[Records from a collection]

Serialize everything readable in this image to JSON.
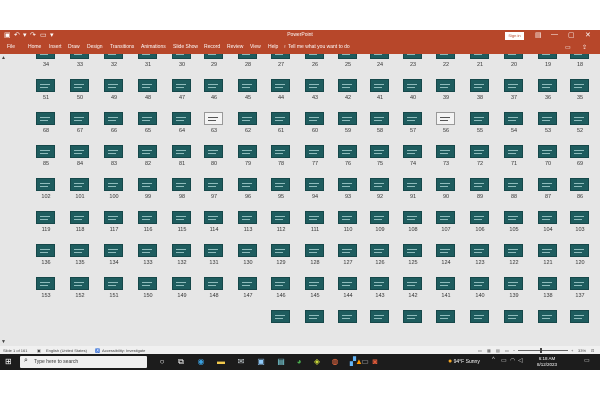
{
  "window": {
    "title": "PowerPoint",
    "signin_label": "Sign in",
    "min_glyph": "—",
    "max_glyph": "▢",
    "close_glyph": "✕",
    "quick_access": [
      "save-icon",
      "undo-icon",
      "redo-icon",
      "slideshow-icon",
      "customize-icon"
    ]
  },
  "ribbon": {
    "tabs": [
      "File",
      "Home",
      "Insert",
      "Draw",
      "Design",
      "Transitions",
      "Animations",
      "Slide Show",
      "Record",
      "Review",
      "View",
      "Help"
    ],
    "tell_me": "Tell me what you want to do",
    "right_icons": [
      "comments-icon",
      "share-icon"
    ]
  },
  "sorter": {
    "rows": [
      {
        "numbers": [
          34,
          33,
          32,
          31,
          30,
          29,
          28,
          27,
          26,
          25,
          24,
          23,
          22,
          21,
          20,
          19,
          18
        ]
      },
      {
        "numbers": [
          51,
          50,
          49,
          48,
          47,
          46,
          45,
          44,
          43,
          42,
          41,
          40,
          39,
          38,
          37,
          36,
          35
        ]
      },
      {
        "numbers": [
          68,
          67,
          66,
          65,
          64,
          63,
          62,
          61,
          60,
          59,
          58,
          57,
          56,
          55,
          54,
          53,
          52
        ],
        "white": [
          63,
          56
        ]
      },
      {
        "numbers": [
          85,
          84,
          83,
          82,
          81,
          80,
          79,
          78,
          77,
          76,
          75,
          74,
          73,
          72,
          71,
          70,
          69
        ]
      },
      {
        "numbers": [
          102,
          101,
          100,
          99,
          98,
          97,
          96,
          95,
          94,
          93,
          92,
          91,
          90,
          89,
          88,
          87,
          86
        ]
      },
      {
        "numbers": [
          119,
          118,
          117,
          116,
          115,
          114,
          113,
          112,
          111,
          110,
          109,
          108,
          107,
          106,
          105,
          104,
          103
        ]
      },
      {
        "numbers": [
          136,
          135,
          134,
          133,
          132,
          131,
          130,
          129,
          128,
          127,
          126,
          125,
          124,
          123,
          122,
          121,
          120
        ]
      },
      {
        "numbers": [
          153,
          152,
          151,
          150,
          149,
          148,
          147,
          146,
          145,
          144,
          143,
          142,
          141,
          140,
          139,
          138,
          137
        ]
      }
    ],
    "partial_row_count": 10
  },
  "status": {
    "slide_info": "Slide 1 of 161",
    "language": "English (United States)",
    "accessibility": "Accessibility: Investigate",
    "zoom": "33%"
  },
  "taskbar": {
    "search_placeholder": "Type here to search",
    "apps": [
      "cortana-icon",
      "task-view-icon",
      "edge-icon",
      "explorer-icon",
      "mail-icon",
      "photos-icon",
      "store-icon",
      "chrome-icon",
      "app-icon",
      "firefox-icon",
      "app-icon",
      "vlc-icon",
      "terminal-icon",
      "powerpoint-icon"
    ],
    "weather_temp": "94°F",
    "weather_cond": "Sunny",
    "time": "6:18 AM",
    "date": "8/12/2023"
  }
}
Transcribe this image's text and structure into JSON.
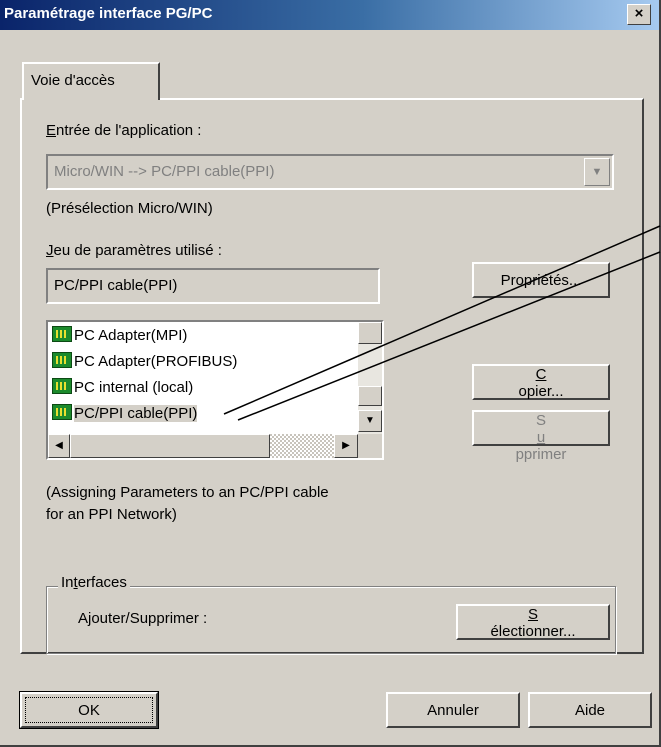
{
  "window": {
    "title": "Paramétrage interface PG/PC",
    "close_glyph": "×"
  },
  "tabs": [
    {
      "label": "Voie d'accès"
    }
  ],
  "app_entry": {
    "label_first": "E",
    "label_rest": "ntrée de l'application :",
    "value": "Micro/WIN      --> PC/PPI cable(PPI)",
    "preselection": "(Présélection Micro/WIN)"
  },
  "param_set": {
    "label_first": "J",
    "label_rest": "eu de paramètres utilisé :",
    "value": "PC/PPI cable(PPI)",
    "properties_button": "Propriétés..."
  },
  "param_list": {
    "items": [
      {
        "label": "PC Adapter(MPI)",
        "icon": "network-adapter-icon"
      },
      {
        "label": "PC Adapter(PROFIBUS)",
        "icon": "network-adapter-icon"
      },
      {
        "label": "PC internal (local)",
        "icon": "network-adapter-icon"
      },
      {
        "label": "PC/PPI cable(PPI)",
        "icon": "network-adapter-icon",
        "selected": true
      }
    ]
  },
  "description": {
    "line1": "(Assigning Parameters to an PC/PPI cable",
    "line2": "for an PPI Network)"
  },
  "side_buttons": {
    "copy_first": "C",
    "copy_rest": "opier...",
    "delete_before": "S",
    "delete_u": "u",
    "delete_after": "pprimer"
  },
  "interfaces": {
    "group_before": "In",
    "group_u": "t",
    "group_after": "erfaces",
    "add_remove_label": "Ajouter/Supprimer :",
    "select_u": "S",
    "select_rest": "électionner..."
  },
  "footer": {
    "ok": "OK",
    "cancel": "Annuler",
    "help": "Aide"
  },
  "colors": {
    "titlebar": "#0a246a",
    "face": "#d4d0c8",
    "disabled_text": "#808080"
  }
}
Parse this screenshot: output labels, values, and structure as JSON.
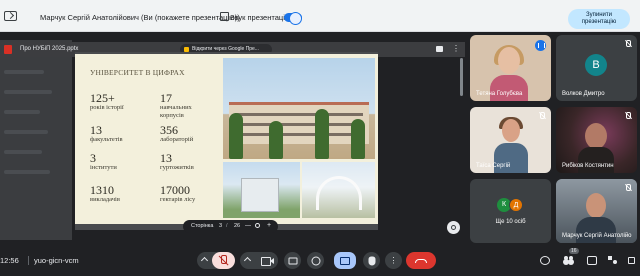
{
  "presenting_bar": {
    "presenting_text": "Марчук Сергій Анатолійович (Ви (покажете презентацію))",
    "audio_label": "Звук презентації",
    "audio_on": true,
    "stop_button": "Зупинити\nпрезентацію"
  },
  "viewer": {
    "file_name": "Про НУБіП 2025.pptx",
    "open_with": "Відкрити через Google Пре..."
  },
  "slide": {
    "title": "УНІВЕРСИТЕТ В ЦИФРАХ",
    "stats": [
      {
        "num": "125+",
        "label": "років історії"
      },
      {
        "num": "17",
        "label": "навчальних\nкорпусів"
      },
      {
        "num": "13",
        "label": "факультетів"
      },
      {
        "num": "356",
        "label": "лабораторій"
      },
      {
        "num": "3",
        "label": "інститути"
      },
      {
        "num": "13",
        "label": "гуртожитків"
      },
      {
        "num": "1310",
        "label": "викладачів"
      },
      {
        "num": "17000",
        "label": "гектарів лісу"
      }
    ]
  },
  "pager": {
    "label": "Сторінка",
    "current": "3",
    "separator": "/",
    "total": "26",
    "minus": "—",
    "plus": "+"
  },
  "participants": [
    {
      "name": "Тетяна Голубєва",
      "speaking": true
    },
    {
      "name": "Волков Дмитро",
      "avatar_letter": "В",
      "avatar_color": "#12848b",
      "muted": true
    },
    {
      "name": "Таїса Сергій",
      "muted": true
    },
    {
      "name": "Рибіков Костянтин",
      "muted": true
    },
    {
      "name": "Ще 10 осіб",
      "avatar_letters": [
        "К",
        "Д"
      ],
      "avatar_colors": [
        "#1e8e3e",
        "#e37400"
      ]
    },
    {
      "name": "Марчук Сергій Анатолійо",
      "muted": true
    }
  ],
  "bottom_bar": {
    "time": "12:56",
    "meeting_code": "yuo-gicn-vcm",
    "participant_count": "16"
  },
  "icons": {
    "screen_share": "present-screen-icon",
    "mic": "mic-off-icon",
    "camera": "camera-icon",
    "captions": "captions-icon",
    "emoji": "emoji-icon",
    "present": "present-icon",
    "hand": "raise-hand-icon",
    "more": "more-vert-icon",
    "leave": "call-end-icon"
  },
  "colors": {
    "accent": "#1a73e8",
    "leave": "#dc362e",
    "present_active": "#a8c7fa"
  }
}
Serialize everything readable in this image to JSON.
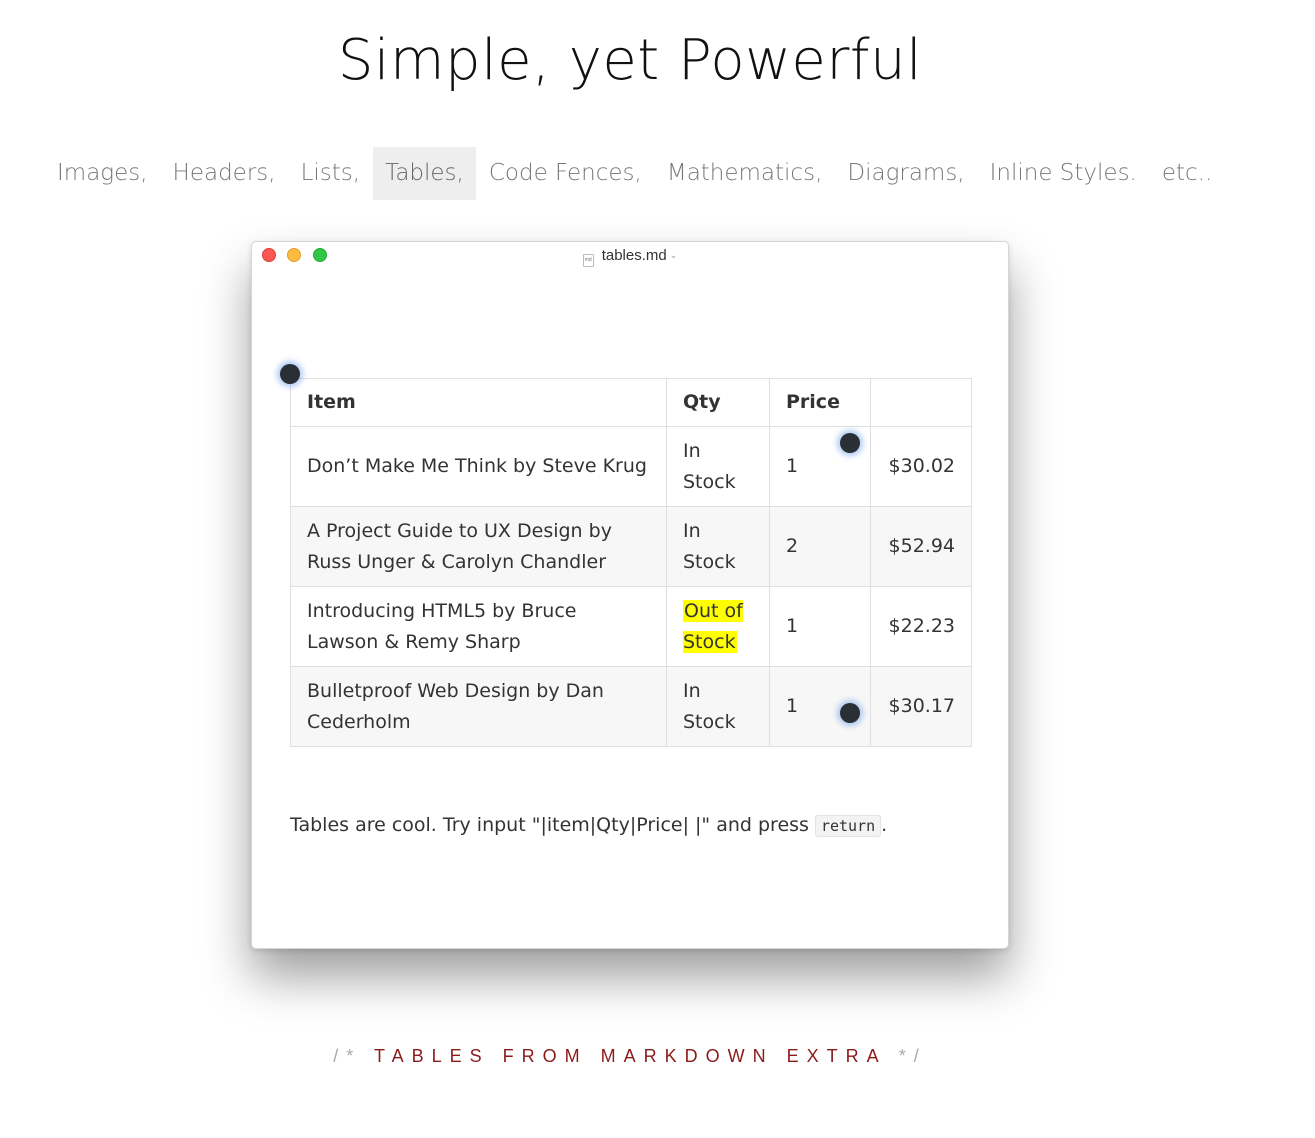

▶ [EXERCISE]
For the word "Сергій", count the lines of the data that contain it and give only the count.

▶ [SOLUTION FOR THIS EXERCISE]
3